13.1. Design Overview
Simply stated, fractals are infinitely complex objects with dimensions that are expressed as complex numbers. These types of objects were discovered by mathematicians around 1870, but it wasn't until Benoit Mandelbrot found (in the mid-1970s) a common mathematical relationship between the fractal objects discovered to date that the field of fractal geometry was born. One of Mandelbrot's most important contributions was to discover that fractal geometry could describe many real-world objects (which consist of both order and chaos) far better than could traditional mathematical models. Mandelbrot found a way to describe many of the structures and phenomena found in nature as an infinite set of fractal models. Such models now form the basis of weather forecasting as well as providing a basis for more mundane uses such as data compression.
Fractals are generated by performing repeated calculations on complex numbers (those with both real and imaginary components). The same formulae are repeated over and over (perhaps thousands or millions of times), with the results of one step being fed back into the next step.
The Mandelbrot Set
The Mandelbrot set is the best-known fractal object and was first described by Benoit Mandelbrot in 1977. This object is created by iterating a simple formula over an X-Y plane of complex numbers. For each complex number C in the plane, the algorithm iterates on the following basic calculation:
This formula iteratively takes the value Zn, squares it, and adds the value of C (from an X-Y plane of complex values) to arrive at a new value for Zn+1. This point is again squared, C is added, and so on for some maximum number of iterations or until Z diverges toward infinity, whichever comes first.
The key to fractals is that the value of Z (through the course of these many iterative calculations) demonstrates dramatically different behavior depending on the value of C, which is of course a complex number. If the iteration formula is applied to every point on the X-Y plane and colored according to the behavior of Z (one color, such as white, if it diverges to infinity, and another color, such as black, if it converges), you obtain a graph such as that shown in Figure 13-1.
Figure 13-1. A subregion of the Mandelbrot set.
This is a plot of the Mandelbrot set for a specific subregion. As this plot demonstrates, by zooming in to specific regions at the edges of the fractal objects that appear, we can find fascinating patterns. These patterns represent an infinite number of variations on the same basic theme and are similar to many of the complex (and yet seemingly random) patterns found in nature.
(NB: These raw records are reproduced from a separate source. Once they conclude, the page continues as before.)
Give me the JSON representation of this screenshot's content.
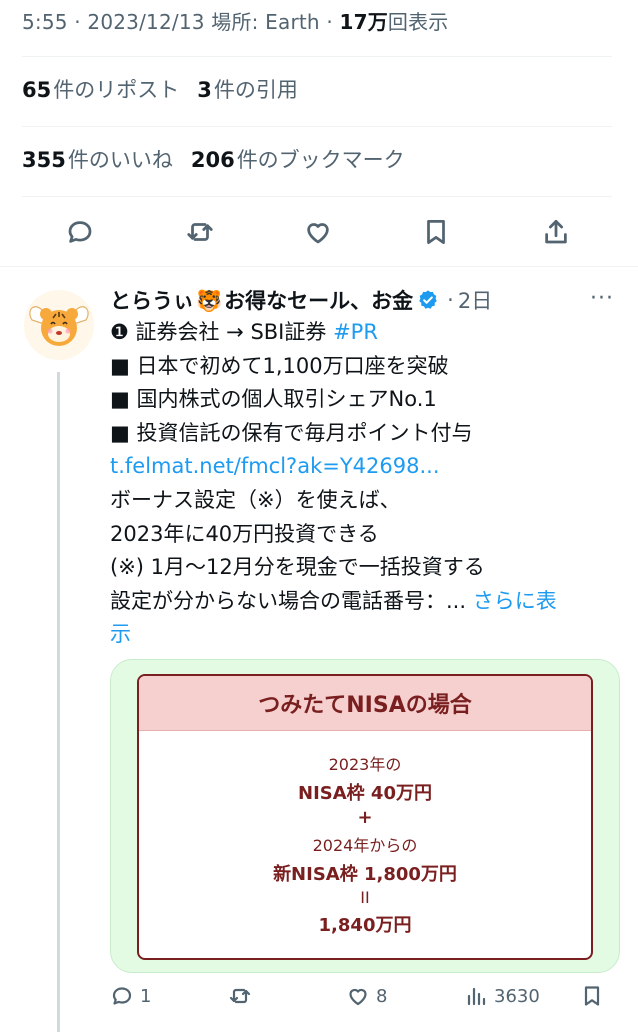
{
  "meta": {
    "time": "5:55",
    "sep1": " · ",
    "date": "2023/12/13",
    "location_label": "場所: Earth",
    "sep2": " · ",
    "views_count": "17万",
    "views_label": "回表示"
  },
  "stats": {
    "reposts_count": "65",
    "reposts_label": "件のリポスト",
    "quotes_count": "3",
    "quotes_label": "件の引用",
    "likes_count": "355",
    "likes_label": "件のいいね",
    "bookmarks_count": "206",
    "bookmarks_label": "件のブックマーク"
  },
  "actions": {
    "icons": [
      "reply-icon",
      "repost-icon",
      "like-icon",
      "bookmark-icon",
      "share-icon"
    ]
  },
  "reply": {
    "author_name": "とらうぃ",
    "tiger_emoji": "🐯",
    "author_suffix": "お得なセール、お金",
    "dot": "·",
    "time_ago": "2日",
    "more": "···",
    "line1_prefix": "❶ 証券会社 → SBI証券 ",
    "line1_hashtag": "#PR",
    "line2": "■ 日本で初めて1,100万口座を突破",
    "line3": "■ 国内株式の個人取引シェアNo.1",
    "line4": "■ 投資信託の保有で毎月ポイント付与",
    "link": "t.felmat.net/fmcl?ak=Y42698...",
    "line6": "ボーナス設定（※）を使えば、",
    "line7": "2023年に40万円投資できる",
    "line8": "(※) 1月〜12月分を現金で一括投資する",
    "line9": "設定が分からない場合の電話番号：... ",
    "show_more_a": "さらに表",
    "show_more_b": "示",
    "card": {
      "title": "つみたてNISAの場合",
      "l1": "2023年の",
      "l2": "NISA枠 40万円",
      "plus": "+",
      "l3": "2024年からの",
      "l4": "新NISA枠 1,800万円",
      "eq": "II",
      "l5": "1,840万円"
    },
    "replies": "1",
    "reposts": "",
    "likes": "8",
    "views": "3630"
  },
  "colors": {
    "link": "#1d9bf0",
    "muted": "#536471",
    "verified": "#1d9bf0",
    "card_bg": "#e3fbe3",
    "card_accent": "#7a1f1f"
  }
}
Accuracy Versus Processing Requirements
The image shown in Figure 13-1 was generated using double-precision floating-point calculations and a maximum number of iterations equal to 2000. This is the number of iterations at which we have decidedalthough not proventhat a given point will not diverge to infinity. Although a maximum iteration value of 2000 is adequate for drawing reasonably attractive pictures of fractal objects, it is probably insufficient for generating a highquality result. This is because many of the points in a given X-Y plane diverge only after many more iterations have been performed. For a high level of accuracy, in fact, we may want to have the maximum iteration value set substantially higher, perhaps even in the millions.
Why such a high iteration value? While most points in a given plane (which in Figure 13-1 range from a value of negative .3965625 to negative .380470703125 in the X axis and positive .588052734375 to positive .604144531250 in the Y axis) diverge rather quickly, other points may not diverge until a very large number of iterations have been completed. This fact becomes more apparent as the image is magnified. If the number of iterations is not sufficiently high, the edges of the diagram will not be clearly defined, and some points appear (incorrectly) to converge, perhaps showing up as black or white points of "noise" in the generated image.
The higher the iteration count, the higher the accuracy of the fractal image. From this fact it should be obvious that generating high-quality fractal images is computationally expensive. The more detail you want to observe (and the more interesting the region of the plane you are examining), the more calculations that are required. This means that if the fractal image is generated just one pixel at a time in a serial fashion on a traditional processor (such as a PC), a high-quality image may require many hoursor potentially many daysto complete.